Legendary actress Debbie Reynolds has died at the age of 84.
The Academy Award-nominated star suffered a stroke on Wednesday afternoon, barely 24 hours after the death of her daughter, Carrie Fisher. Reynolds was making funeral arrangements at the house of her son, Todd Fisher, when she was rushed to the hospital following a 911 call.
“She wanted to be with Carrie,” her son Todd Fisher told Variety.
A Hollywood icon for over 65 years, Reynolds’ breakthrough roles came in 1950 with The Daughter of Rosie O’Grady and Three Little Words, the latter of which earned her a Golden Globe nomination for New Star of the Year. She would go on to star in classics such as Singin’ in the Rain, The Catered Affair, Bundle of Joy, The Unsinkable Molly Brown, and Charlotte’s Web, earning four more Golden Globe nods and an Oscar nomination along the way. Her acting career wasn’t just limited to big screen pictures, however. The Debbie Reynolds Show ran for one season from 1969 to 1970, for which she was nominated for Best Actress at the Globes. She would later be nominated for the Outstanding Guest Actress in a Comedy Series Emmy for her recurring role as Bobbi Adler on Will & Grace.

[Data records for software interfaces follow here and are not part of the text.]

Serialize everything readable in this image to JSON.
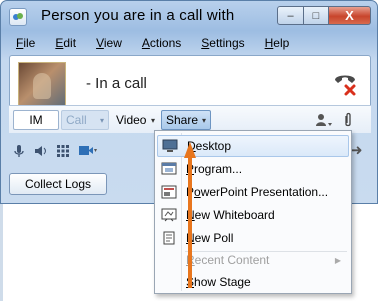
{
  "window": {
    "title": "Person you are in a call with",
    "controls": {
      "minimize": "–",
      "maximize": "□",
      "close": "X"
    }
  },
  "menubar": [
    {
      "label": "File",
      "key": "F",
      "rest": "ile"
    },
    {
      "label": "Edit",
      "key": "E",
      "rest": "dit"
    },
    {
      "label": "View",
      "key": "V",
      "rest": "iew"
    },
    {
      "label": "Actions",
      "key": "A",
      "rest": "ctions"
    },
    {
      "label": "Settings",
      "key": "S",
      "rest": "ettings"
    },
    {
      "label": "Help",
      "key": "H",
      "rest": "elp"
    }
  ],
  "contact": {
    "status": "- In a call"
  },
  "toolbar": {
    "im": "IM",
    "call": "Call",
    "video": "Video",
    "share": "Share",
    "dropdown_caret": "▾"
  },
  "bottom": {
    "collect_logs": "Collect Logs"
  },
  "share_menu": {
    "items": [
      {
        "label": "Desktop",
        "key": "D",
        "highlighted": true,
        "enabled": true,
        "icon": "desktop-icon"
      },
      {
        "label": "Program...",
        "key": "P",
        "enabled": true,
        "icon": "program-icon"
      },
      {
        "label": "PowerPoint Presentation...",
        "key": "o",
        "enabled": true,
        "icon": "powerpoint-icon"
      },
      {
        "label": "New Whiteboard",
        "key": "N",
        "enabled": true,
        "icon": "whiteboard-icon"
      },
      {
        "label": "New Poll",
        "key": "N",
        "enabled": true,
        "icon": "poll-icon"
      },
      {
        "label": "Recent Content",
        "key": "R",
        "enabled": false,
        "has_submenu": true
      },
      {
        "label": "Show Stage",
        "key": "S",
        "enabled": true
      }
    ],
    "submenu_arrow": "▶"
  },
  "colors": {
    "accent_arrow": "#e8761e",
    "hangup": "#d9301c",
    "share_highlight": "#a9c9ea"
  }
}
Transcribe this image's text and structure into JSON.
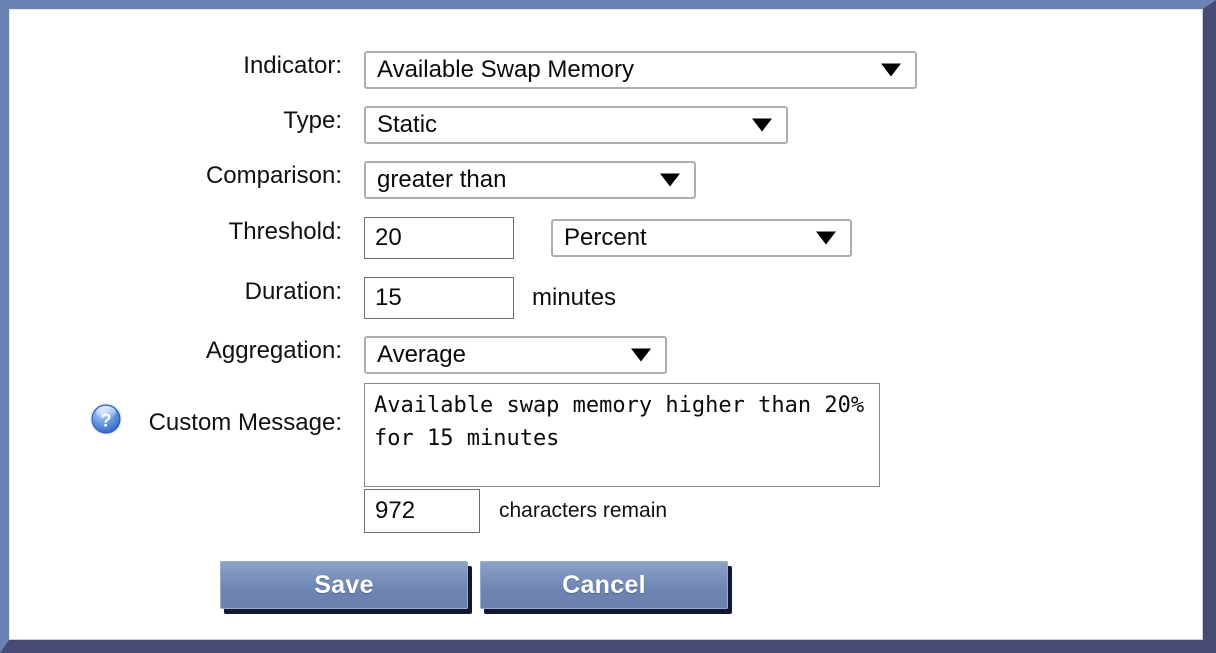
{
  "window": {
    "frame_color_light": "#6b82b4",
    "frame_color_dark": "#474a75",
    "panel_background": "#ffffff"
  },
  "form": {
    "rows": [
      {
        "label": "Indicator:",
        "control": "select",
        "value": "Available Swap Memory",
        "icon": "chevron-down-icon"
      },
      {
        "label": "Type:",
        "control": "select",
        "value": "Static",
        "icon": "chevron-down-icon"
      },
      {
        "label": "Comparison:",
        "control": "select",
        "value": "greater than",
        "icon": "chevron-down-icon"
      },
      {
        "label": "Threshold:",
        "control": "text+select",
        "value": "20",
        "unit_value": "Percent",
        "icon": "chevron-down-icon"
      },
      {
        "label": "Duration:",
        "control": "text",
        "value": "15",
        "suffix": "minutes"
      },
      {
        "label": "Aggregation:",
        "control": "select",
        "value": "Average",
        "icon": "chevron-down-icon"
      },
      {
        "label": "Custom Message:",
        "control": "textarea",
        "value": "Available swap memory higher than 20% for 15 minutes",
        "help_icon": "help-question-icon"
      }
    ],
    "char_count": {
      "value": "972",
      "suffix": "characters remain"
    }
  },
  "buttons": {
    "save_label": "Save",
    "cancel_label": "Cancel",
    "accent_color": "#6d84b2",
    "shadow_color": "#121833"
  }
}
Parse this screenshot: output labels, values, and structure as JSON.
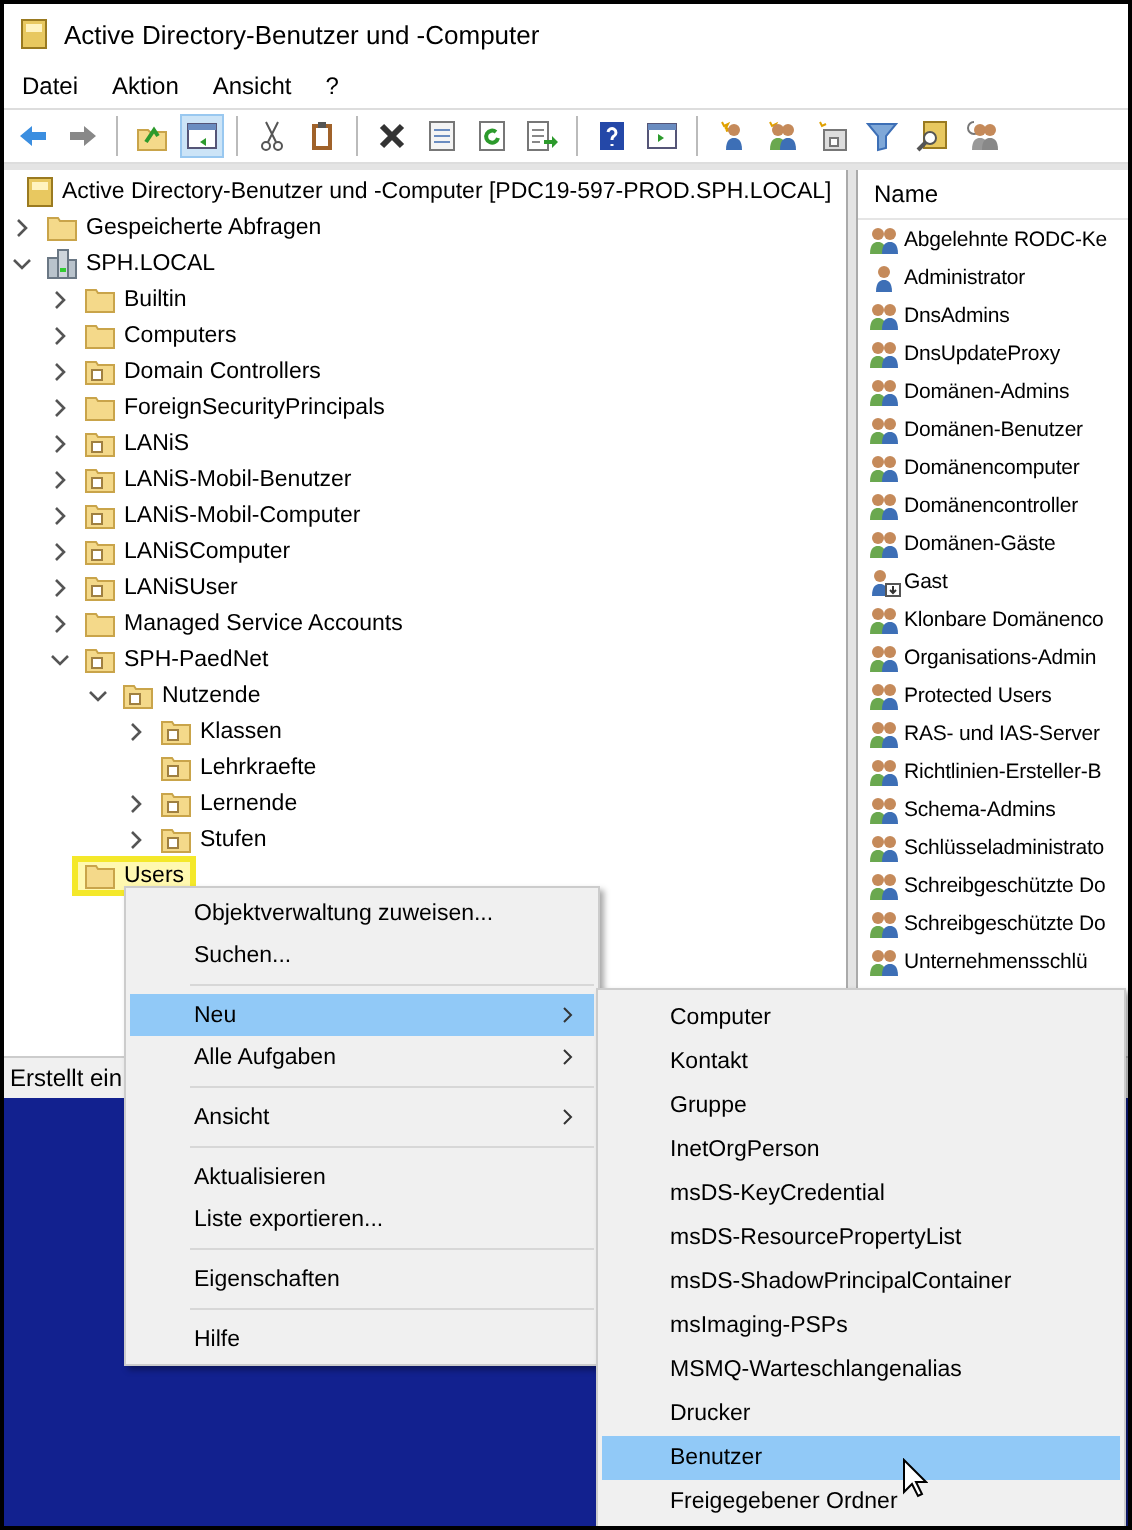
{
  "window": {
    "title": "Active Directory-Benutzer und -Computer"
  },
  "menu_bar": [
    "Datei",
    "Aktion",
    "Ansicht",
    "?"
  ],
  "toolbar": [
    {
      "kind": "back",
      "pressed": false
    },
    {
      "kind": "forward",
      "pressed": false
    },
    {
      "kind": "separator"
    },
    {
      "kind": "up",
      "pressed": false
    },
    {
      "kind": "console-tree",
      "pressed": true
    },
    {
      "kind": "separator"
    },
    {
      "kind": "cut",
      "pressed": false
    },
    {
      "kind": "paste",
      "pressed": false
    },
    {
      "kind": "separator"
    },
    {
      "kind": "delete",
      "pressed": false
    },
    {
      "kind": "properties",
      "pressed": false
    },
    {
      "kind": "refresh",
      "pressed": false
    },
    {
      "kind": "export",
      "pressed": false
    },
    {
      "kind": "separator"
    },
    {
      "kind": "help",
      "pressed": false
    },
    {
      "kind": "action-pane",
      "pressed": false
    },
    {
      "kind": "separator"
    },
    {
      "kind": "new-user",
      "pressed": false
    },
    {
      "kind": "new-group",
      "pressed": false
    },
    {
      "kind": "new-ou",
      "pressed": false
    },
    {
      "kind": "filter",
      "pressed": false
    },
    {
      "kind": "find",
      "pressed": false
    },
    {
      "kind": "add-to-group",
      "pressed": false
    }
  ],
  "tree": {
    "label": "Active Directory-Benutzer und -Computer [PDC19-597-PROD.SPH.LOCAL]",
    "children": [
      {
        "label": "Gespeicherte Abfragen",
        "kind": "folder",
        "expanded": false,
        "highlighted": false
      },
      {
        "label": "SPH.LOCAL",
        "kind": "domain",
        "expanded": true,
        "highlighted": false,
        "children": [
          {
            "label": "Builtin",
            "kind": "folder",
            "expanded": false,
            "highlighted": false
          },
          {
            "label": "Computers",
            "kind": "folder",
            "expanded": false,
            "highlighted": false
          },
          {
            "label": "Domain Controllers",
            "kind": "ou",
            "expanded": false,
            "highlighted": false
          },
          {
            "label": "ForeignSecurityPrincipals",
            "kind": "folder",
            "expanded": false,
            "highlighted": false
          },
          {
            "label": "LANiS",
            "kind": "ou",
            "expanded": false,
            "highlighted": false
          },
          {
            "label": "LANiS-Mobil-Benutzer",
            "kind": "ou",
            "expanded": false,
            "highlighted": false
          },
          {
            "label": "LANiS-Mobil-Computer",
            "kind": "ou",
            "expanded": false,
            "highlighted": false
          },
          {
            "label": "LANiSComputer",
            "kind": "ou",
            "expanded": false,
            "highlighted": false
          },
          {
            "label": "LANiSUser",
            "kind": "ou",
            "expanded": false,
            "highlighted": false
          },
          {
            "label": "Managed Service Accounts",
            "kind": "folder",
            "expanded": false,
            "highlighted": false
          },
          {
            "label": "SPH-PaedNet",
            "kind": "ou",
            "expanded": true,
            "highlighted": false,
            "children": [
              {
                "label": "Nutzende",
                "kind": "ou",
                "expanded": true,
                "highlighted": false,
                "children": [
                  {
                    "label": "Klassen",
                    "kind": "ou",
                    "expanded": false,
                    "highlighted": false
                  },
                  {
                    "label": "Lehrkraefte",
                    "kind": "ou",
                    "highlighted": false
                  },
                  {
                    "label": "Lernende",
                    "kind": "ou",
                    "expanded": false,
                    "highlighted": false
                  },
                  {
                    "label": "Stufen",
                    "kind": "ou",
                    "expanded": false,
                    "highlighted": false
                  }
                ]
              }
            ]
          },
          {
            "label": "Users",
            "kind": "folder",
            "highlighted": true
          }
        ]
      }
    ]
  },
  "list": {
    "columns": [
      "Name"
    ],
    "rows": [
      {
        "name": "Abgelehnte RODC-Ke",
        "kind": "group"
      },
      {
        "name": "Administrator",
        "kind": "user"
      },
      {
        "name": "DnsAdmins",
        "kind": "group"
      },
      {
        "name": "DnsUpdateProxy",
        "kind": "group"
      },
      {
        "name": "Domänen-Admins",
        "kind": "group"
      },
      {
        "name": "Domänen-Benutzer",
        "kind": "group"
      },
      {
        "name": "Domänencomputer",
        "kind": "group"
      },
      {
        "name": "Domänencontroller",
        "kind": "group"
      },
      {
        "name": "Domänen-Gäste",
        "kind": "group"
      },
      {
        "name": "Gast",
        "kind": "disabled-user"
      },
      {
        "name": "Klonbare Domänenco",
        "kind": "group"
      },
      {
        "name": "Organisations-Admin",
        "kind": "group"
      },
      {
        "name": "Protected Users",
        "kind": "group"
      },
      {
        "name": "RAS- und IAS-Server",
        "kind": "group"
      },
      {
        "name": "Richtlinien-Ersteller-B",
        "kind": "group"
      },
      {
        "name": "Schema-Admins",
        "kind": "group"
      },
      {
        "name": "Schlüsseladministrato",
        "kind": "group"
      },
      {
        "name": "Schreibgeschützte Do",
        "kind": "group"
      },
      {
        "name": "Schreibgeschützte Do",
        "kind": "group"
      },
      {
        "name": "Unternehmensschlü",
        "kind": "group"
      }
    ]
  },
  "status_bar": "Erstellt ein",
  "context_menu": {
    "groups": [
      [
        {
          "label": "Objektverwaltung zuweisen...",
          "submenu": false,
          "selected": false
        },
        {
          "label": "Suchen...",
          "submenu": false,
          "selected": false
        }
      ],
      [
        {
          "label": "Neu",
          "submenu": true,
          "selected": true
        },
        {
          "label": "Alle Aufgaben",
          "submenu": true,
          "selected": false
        }
      ],
      [
        {
          "label": "Ansicht",
          "submenu": true,
          "selected": false
        }
      ],
      [
        {
          "label": "Aktualisieren",
          "submenu": false,
          "selected": false
        },
        {
          "label": "Liste exportieren...",
          "submenu": false,
          "selected": false
        }
      ],
      [
        {
          "label": "Eigenschaften",
          "submenu": false,
          "selected": false
        }
      ],
      [
        {
          "label": "Hilfe",
          "submenu": false,
          "selected": false
        }
      ]
    ]
  },
  "submenu": {
    "items": [
      {
        "label": "Computer",
        "selected": false
      },
      {
        "label": "Kontakt",
        "selected": false
      },
      {
        "label": "Gruppe",
        "selected": false
      },
      {
        "label": "InetOrgPerson",
        "selected": false
      },
      {
        "label": "msDS-KeyCredential",
        "selected": false
      },
      {
        "label": "msDS-ResourcePropertyList",
        "selected": false
      },
      {
        "label": "msDS-ShadowPrincipalContainer",
        "selected": false
      },
      {
        "label": "msImaging-PSPs",
        "selected": false
      },
      {
        "label": "MSMQ-Warteschlangenalias",
        "selected": false
      },
      {
        "label": "Drucker",
        "selected": false
      },
      {
        "label": "Benutzer",
        "selected": true
      },
      {
        "label": "Freigegebener Ordner",
        "selected": false
      }
    ]
  }
}
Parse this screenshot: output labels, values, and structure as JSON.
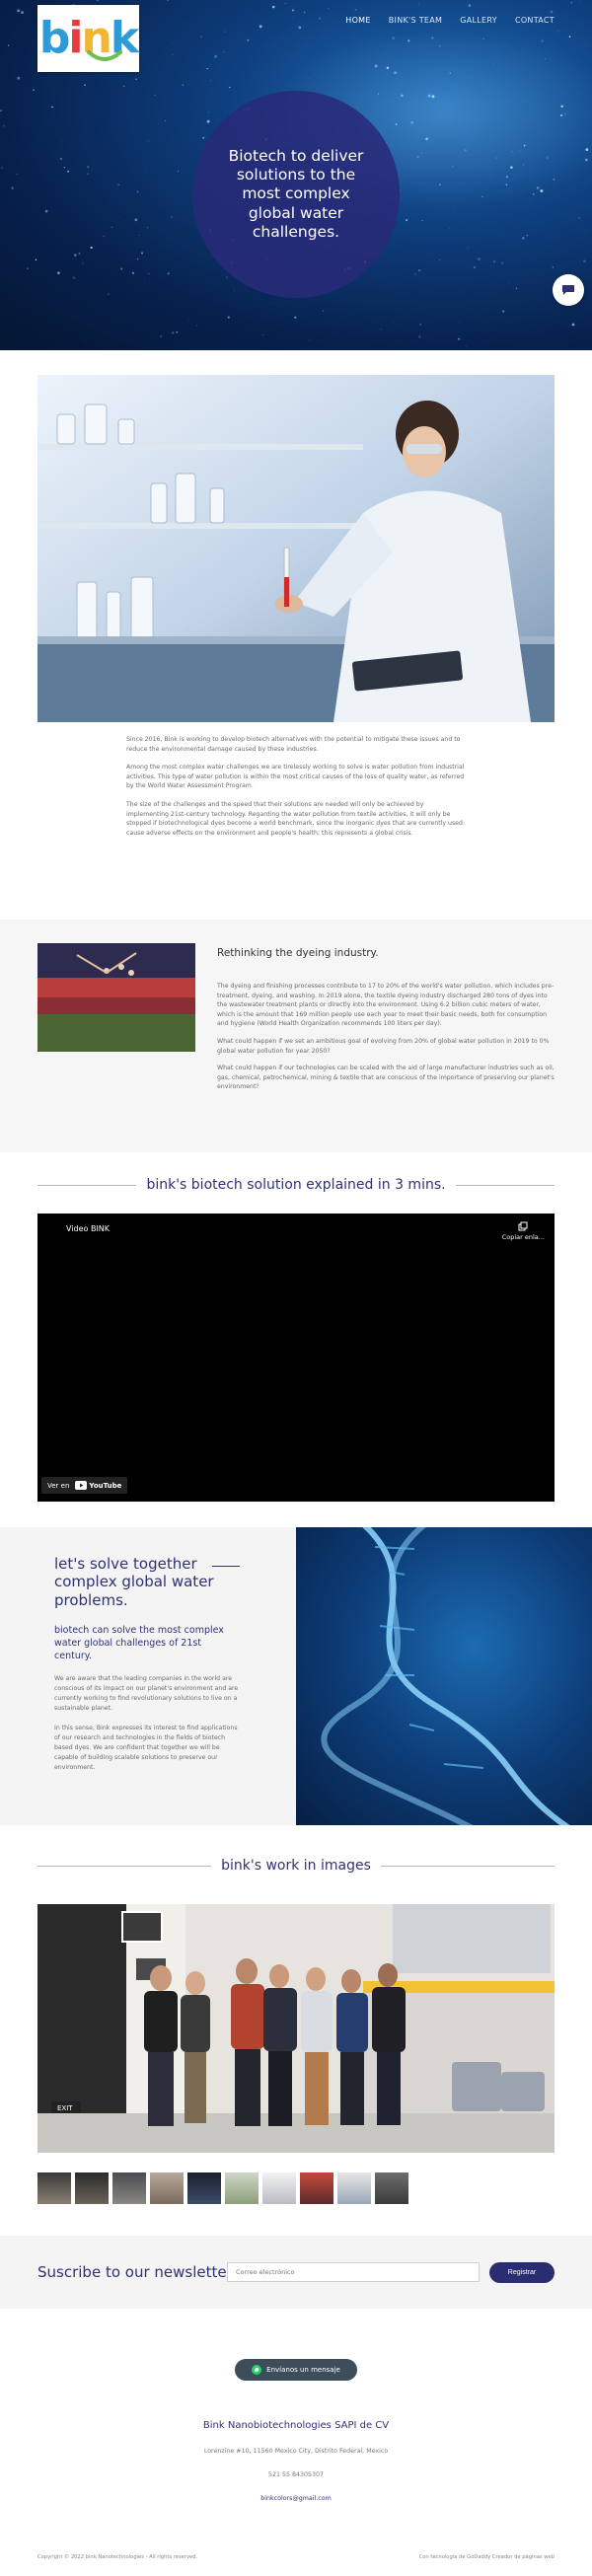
{
  "header": {
    "logo_text": "bink",
    "nav": [
      "HOME",
      "BINK'S TEAM",
      "GALLERY",
      "CONTACT"
    ],
    "active_nav": "HOME"
  },
  "hero": {
    "headline": "Biotech to deliver solutions to the most complex global water challenges."
  },
  "intro": {
    "paragraphs": [
      "Since 2016, Bink is working to develop biotech alternatives with the potential to mitigate these issues and to reduce the environmental damage caused by these industries.",
      "Among the most complex water challenges we are tirelessly working to solve is water pollution from industrial activities. This type of water pollution is within the most critical causes of the loss of quality water, as referred by the World Water Assessment Program.",
      "The size of the challenges and the speed that their solutions are needed will only be achieved by implementing 21st-century technology. Regarding the water pollution from textile activities, it will only be stopped if biotechnological dyes become a world benchmark, since the inorganic dyes that are currently used cause adverse effects on the environment and people's health; this represents a global crisis."
    ]
  },
  "dyeing": {
    "title": "Rethinking the dyeing industry.",
    "paragraphs": [
      "The dyeing and finishing processes contribute to 17 to 20% of the world's water pollution, which includes pre-treatment, dyeing, and washing. In 2019 alone, the textile dyeing industry discharged 280 tons of dyes into the wastewater treatment plants or directly into the environment. Using 6.2 billion cubic meters of water, which is the amount that 169 million people use each year to meet their basic needs, both for consumption and hygiene (World Health Organization recommends 100 liters per day).",
      "What could happen if we set an ambitious goal of evolving from 20% of global water pollution in 2019 to 0% global water pollution for year 2050?",
      "What could happen if our technologies can be scaled with the aid of large manufacturer industries such as oil, gas, chemical, petrochemical, mining & textile that are conscious of the importance of preserving our planet's environment?"
    ]
  },
  "video_section": {
    "heading": "bink's biotech solution explained in 3 mins.",
    "video_title": "Video BINK",
    "copy_link": "Copiar enla...",
    "watch_on": "Ver en",
    "youtube": "YouTube"
  },
  "solve": {
    "title": "let's solve together complex global water problems.",
    "subtitle": "biotech can solve the most complex water global challenges of 21st century.",
    "paragraphs": [
      "We are aware that the leading companies in the world are conscious of its impact on our planet's environment and are currently working to find revolutionary solutions to live on a sustainable planet.",
      "In this sense, Bink expresses its interest to find applications of our research and technologies in the fields of biotech based dyes. We are confident that together we will be capable of building scalable solutions to preserve our environment."
    ]
  },
  "gallery": {
    "heading": "bink's work in images",
    "exit_sign": "EXIT",
    "thumb_count": 10
  },
  "newsletter": {
    "title": "Suscribe to our newsletter",
    "placeholder": "Correo electrónico",
    "button": "Registrar"
  },
  "footer": {
    "whatsapp": "Envíanos un mensaje",
    "company": "Bink Nanobiotechnologies SAPI de CV",
    "address": "Lorenzine #10, 11560 Mexico City, Distrito Federal, Mexico",
    "phone": "521 55 84305307",
    "email": "binkcolors@gmail.com",
    "copyright": "Copyright © 2022 bink Nanotechnologies - All rights reserved.",
    "builder": "Con tecnología de GoDaddy Creador de páginas web"
  },
  "colors": {
    "brand_navy": "#2e3175",
    "logo_b": "#2e9ad6",
    "logo_i": "#e53b3b",
    "logo_n": "#f2b632",
    "logo_k": "#2e9ad6",
    "smile": "#6cbf4a"
  }
}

For much of the ’70s, Reynolds took her talents to the stage, acting on Broadway and throughout the country. She received a Tony nomination for her performance in the 1973 revival of Irene, which also saw the late Fisher make her Broadway debut. Reprising her role as the title character, she toured with a stage production of The Unsinkable Molly Brown in 1989. In 2010, she starred in her own one-woman show, Debbie Reynolds: Alive and Fabulous, in London’s West End.
Though she never won a major award during her career, she has been repeatedly honored for her on screen achievements. In 1997, she was awarded the Lifetime Achievement Award in Comedy from the American Comedy Awards. More recently, she received a Life Achievement Award from the Screen Actors Guild in 2014, as well as the Jean Hersholt Humanitarian Award at the 2015 Academy Awards. Given to individuals for their “outstanding contributions to humanitarian causes,” Reynolds earned the Hersholt Award thanks to her years of involvement with The Thalians, a Hollywood-based mental health organization of which she remained President Emeritus after stepping down in 2011.
Acting wasn’t the only career path for Reynolds. Many of her biggest films were musicals, and she parlayed that success into a career in pop music. Her debut album, entitled Debbie, was released in 1959. She had Billboard hits with songs such as “A Very Special Love” (1958) and “Am I That Easy to Forget (1960). Her most recent audio release was a Christmas album called Chrissy the Christmas Mouse. Reynolds also at one point owned a Las Vegas casino and a museum containing millions of dollars worth of Hollywood memorabilia, including Marilyn Monroe’s famous white “subway” dress and Charlie Chaplin’s bowler hat.
Reynolds’ relationship with her daughter, Carrie, was often a strained one. They had largely reconciled in their later years, however, and even worked together on a documentary entitled Bright Lights: Starring Carrie Fisher and Debbie Reynolds, which premiered at Cannes earlier this year and is set for an HBO debut in 2017.
Reynolds previously suffered a stroke in 2015, an event Fisher referenced while discussing Bright Lights with People. “It’s a lot of times terrifying, but watching my mother, who’s incredibly resilient, coping with certain health issues that she’s had,” Fisher said of Reynolds. “We were really lucky we got really what probably could be her last [big project].”